On Monday, New York's attorney general said in court papers that just because "everybody does it" in Albany, doesn't mean corruption is legal.

(June 15, 2010) — New York Attorney General Andrew Cuomo accused an indicted top aide to former state comptroller Alan Hevesi of leading a $35 million fraud scheme at the $129.4 billion New York State Common Retirement Fund, the nation’s third largest public pension fund.

The filing in the New York State Supreme Court in Manhattan was in response to a bid by Henry “Hank” Morris, a once-adviser to former state comptroller Alan Hevesi, to dismiss the March 2009 indictment over alleged corruption at the New York pension fund. Separately, the US Securities and Exchange Commission has charged Morris with securities fraud.

In court papers, Cuomo’s office argued that Morris’ conduct was fraudulent and shouldn’t be excused because of a perception that “everybody does it,” the Wall Street Journal reported. Morris has fought back, saying the case should be dismissed because the “long-standing” practice of using political connections to obtain access to public assets is, while possibly unethical, not illegal.

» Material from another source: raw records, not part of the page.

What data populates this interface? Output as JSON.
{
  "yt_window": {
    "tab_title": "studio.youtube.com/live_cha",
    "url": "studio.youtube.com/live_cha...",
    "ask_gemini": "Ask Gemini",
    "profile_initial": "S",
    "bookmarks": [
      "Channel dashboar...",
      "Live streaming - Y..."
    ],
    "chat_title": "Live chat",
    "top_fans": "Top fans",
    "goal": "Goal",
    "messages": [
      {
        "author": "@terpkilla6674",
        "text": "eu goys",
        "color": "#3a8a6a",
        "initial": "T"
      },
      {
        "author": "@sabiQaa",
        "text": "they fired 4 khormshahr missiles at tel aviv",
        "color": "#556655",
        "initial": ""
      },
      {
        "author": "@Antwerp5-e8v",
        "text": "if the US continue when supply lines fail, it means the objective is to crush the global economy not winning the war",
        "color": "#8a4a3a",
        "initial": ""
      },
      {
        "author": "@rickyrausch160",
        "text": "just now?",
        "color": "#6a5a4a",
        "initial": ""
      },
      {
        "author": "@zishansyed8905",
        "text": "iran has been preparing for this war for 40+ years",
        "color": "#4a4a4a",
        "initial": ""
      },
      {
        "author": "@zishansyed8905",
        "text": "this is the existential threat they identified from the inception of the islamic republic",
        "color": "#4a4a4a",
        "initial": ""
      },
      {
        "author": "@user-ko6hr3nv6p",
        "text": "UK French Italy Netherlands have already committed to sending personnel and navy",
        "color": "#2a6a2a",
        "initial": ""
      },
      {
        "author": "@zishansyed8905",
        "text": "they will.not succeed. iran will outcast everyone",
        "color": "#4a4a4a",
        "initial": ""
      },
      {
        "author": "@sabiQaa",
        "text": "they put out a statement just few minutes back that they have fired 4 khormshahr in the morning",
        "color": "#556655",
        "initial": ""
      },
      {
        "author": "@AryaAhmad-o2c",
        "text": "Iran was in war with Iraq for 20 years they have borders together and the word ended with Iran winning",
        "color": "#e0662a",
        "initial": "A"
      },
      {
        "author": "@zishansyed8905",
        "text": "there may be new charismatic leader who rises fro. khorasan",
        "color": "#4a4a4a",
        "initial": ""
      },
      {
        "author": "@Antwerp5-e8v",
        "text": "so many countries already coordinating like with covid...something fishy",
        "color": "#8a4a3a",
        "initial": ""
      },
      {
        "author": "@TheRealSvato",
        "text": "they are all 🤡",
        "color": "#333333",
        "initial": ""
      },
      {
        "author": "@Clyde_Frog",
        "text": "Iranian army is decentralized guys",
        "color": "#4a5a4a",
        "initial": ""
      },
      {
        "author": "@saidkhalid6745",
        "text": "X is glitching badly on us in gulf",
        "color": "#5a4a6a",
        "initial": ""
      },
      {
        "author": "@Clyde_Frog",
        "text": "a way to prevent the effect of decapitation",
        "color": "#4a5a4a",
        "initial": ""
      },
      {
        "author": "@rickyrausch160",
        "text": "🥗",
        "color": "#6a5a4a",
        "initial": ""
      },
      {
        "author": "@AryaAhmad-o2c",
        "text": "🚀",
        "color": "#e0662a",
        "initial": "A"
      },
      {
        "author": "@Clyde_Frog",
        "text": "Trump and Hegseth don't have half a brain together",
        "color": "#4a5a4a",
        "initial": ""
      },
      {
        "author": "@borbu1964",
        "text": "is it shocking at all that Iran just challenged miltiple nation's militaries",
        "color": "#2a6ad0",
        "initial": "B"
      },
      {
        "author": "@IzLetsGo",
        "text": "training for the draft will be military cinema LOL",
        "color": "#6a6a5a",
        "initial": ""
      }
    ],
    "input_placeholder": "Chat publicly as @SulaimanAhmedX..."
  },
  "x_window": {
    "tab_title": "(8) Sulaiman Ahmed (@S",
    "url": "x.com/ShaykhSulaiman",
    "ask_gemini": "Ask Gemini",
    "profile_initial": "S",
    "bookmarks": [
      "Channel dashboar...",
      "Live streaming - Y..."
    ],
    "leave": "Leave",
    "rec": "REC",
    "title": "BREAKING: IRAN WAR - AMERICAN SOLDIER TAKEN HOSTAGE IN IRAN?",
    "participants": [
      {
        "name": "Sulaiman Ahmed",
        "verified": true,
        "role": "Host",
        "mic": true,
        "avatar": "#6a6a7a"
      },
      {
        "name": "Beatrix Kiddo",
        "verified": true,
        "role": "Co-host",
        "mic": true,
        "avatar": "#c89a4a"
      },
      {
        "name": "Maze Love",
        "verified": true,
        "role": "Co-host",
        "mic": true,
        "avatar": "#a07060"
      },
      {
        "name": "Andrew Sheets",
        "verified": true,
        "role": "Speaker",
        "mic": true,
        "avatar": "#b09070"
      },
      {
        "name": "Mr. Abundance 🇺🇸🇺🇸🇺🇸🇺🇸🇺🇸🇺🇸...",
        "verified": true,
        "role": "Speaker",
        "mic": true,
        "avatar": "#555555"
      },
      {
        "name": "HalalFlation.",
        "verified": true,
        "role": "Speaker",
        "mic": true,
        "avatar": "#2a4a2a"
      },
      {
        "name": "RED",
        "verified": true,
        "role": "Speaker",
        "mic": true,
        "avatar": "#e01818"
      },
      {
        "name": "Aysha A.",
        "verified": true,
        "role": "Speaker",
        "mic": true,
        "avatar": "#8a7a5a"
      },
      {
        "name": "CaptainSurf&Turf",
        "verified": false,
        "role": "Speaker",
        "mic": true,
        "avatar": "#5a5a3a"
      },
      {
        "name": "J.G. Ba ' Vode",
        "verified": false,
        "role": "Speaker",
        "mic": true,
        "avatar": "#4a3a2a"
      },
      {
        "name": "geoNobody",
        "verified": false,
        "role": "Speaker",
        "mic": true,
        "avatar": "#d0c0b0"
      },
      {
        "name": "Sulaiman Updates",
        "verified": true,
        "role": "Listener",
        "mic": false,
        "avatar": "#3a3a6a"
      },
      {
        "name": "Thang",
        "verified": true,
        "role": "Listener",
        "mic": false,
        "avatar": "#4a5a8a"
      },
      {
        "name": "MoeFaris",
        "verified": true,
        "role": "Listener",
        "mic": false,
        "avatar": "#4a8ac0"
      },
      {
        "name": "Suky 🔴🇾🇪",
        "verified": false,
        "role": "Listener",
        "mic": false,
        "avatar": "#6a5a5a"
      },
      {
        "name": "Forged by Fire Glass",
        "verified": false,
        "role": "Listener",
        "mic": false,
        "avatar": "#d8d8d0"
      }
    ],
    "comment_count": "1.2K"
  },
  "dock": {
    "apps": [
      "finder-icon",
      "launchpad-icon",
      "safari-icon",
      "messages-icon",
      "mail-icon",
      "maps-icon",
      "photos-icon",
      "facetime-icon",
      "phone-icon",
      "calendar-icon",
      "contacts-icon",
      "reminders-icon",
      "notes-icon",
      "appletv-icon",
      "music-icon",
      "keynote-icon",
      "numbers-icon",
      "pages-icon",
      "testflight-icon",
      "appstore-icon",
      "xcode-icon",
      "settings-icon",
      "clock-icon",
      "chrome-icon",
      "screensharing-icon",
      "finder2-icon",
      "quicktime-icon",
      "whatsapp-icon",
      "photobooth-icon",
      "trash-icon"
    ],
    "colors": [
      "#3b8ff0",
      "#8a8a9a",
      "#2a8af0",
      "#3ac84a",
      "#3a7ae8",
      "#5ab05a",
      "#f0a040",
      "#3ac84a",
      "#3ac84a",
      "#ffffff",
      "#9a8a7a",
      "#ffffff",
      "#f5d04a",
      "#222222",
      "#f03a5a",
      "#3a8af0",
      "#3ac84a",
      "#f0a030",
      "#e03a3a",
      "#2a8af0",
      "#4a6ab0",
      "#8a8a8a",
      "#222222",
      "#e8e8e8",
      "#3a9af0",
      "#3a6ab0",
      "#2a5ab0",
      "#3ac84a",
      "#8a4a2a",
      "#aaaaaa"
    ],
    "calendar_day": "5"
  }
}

Morris has been accused of using his ties to Hevesi, who ran the state’s massive pension fund, to take kickbacks and other payments to direct billions of dollars in pension fund investments to favored companies in a “pay-to-play” scheme. He was charged last year in a 123-count indictment with charges that included enterprise corruption, securities fraud, grand larceny, bribery and money laundering, according to an indictment.

“The fact that fraud and corruption may be rampant does not cloak wrongdoers with impunity,” Special Deputy Attorney General Ellen Nachtigall Biben said in the filing Monday. Cuomo said Morris “used lies, deceit and self-dealing” to further his scheme, obtaining “more than $19 million in placement and management fees. The aggregate amount that defendant and members of his criminal enterprise received as a result of their fraudulent conduct exceeded $35 million.”

The former chief investment officer in the comptroller’s office, David Loglisci, was also charged in the case and pleaded guilty in March to a securities fraud charge.

The attorney general’s office additionally argued that Morris, in addition to working as a middleman by using his political influence, secretly worked from the inside, concealing his involvement from most people in the comptroller’s office. He set up sham corporations and didn’t appear at meetings with potential investors in an effort to cover-up the activity, the AP reported.

Private equity firms the Quadrangle Group and the Carlyle Group are among the at least 15 firms that have entered settlements in the probe, Reuters reported, resulting in adoptions of a code of conduct to curb the use of placement agents for pension fund investments.

To contact the <em>aiCIO</em> editor of this story: Paula Vasan at <a href=''></a>; 646-308-2742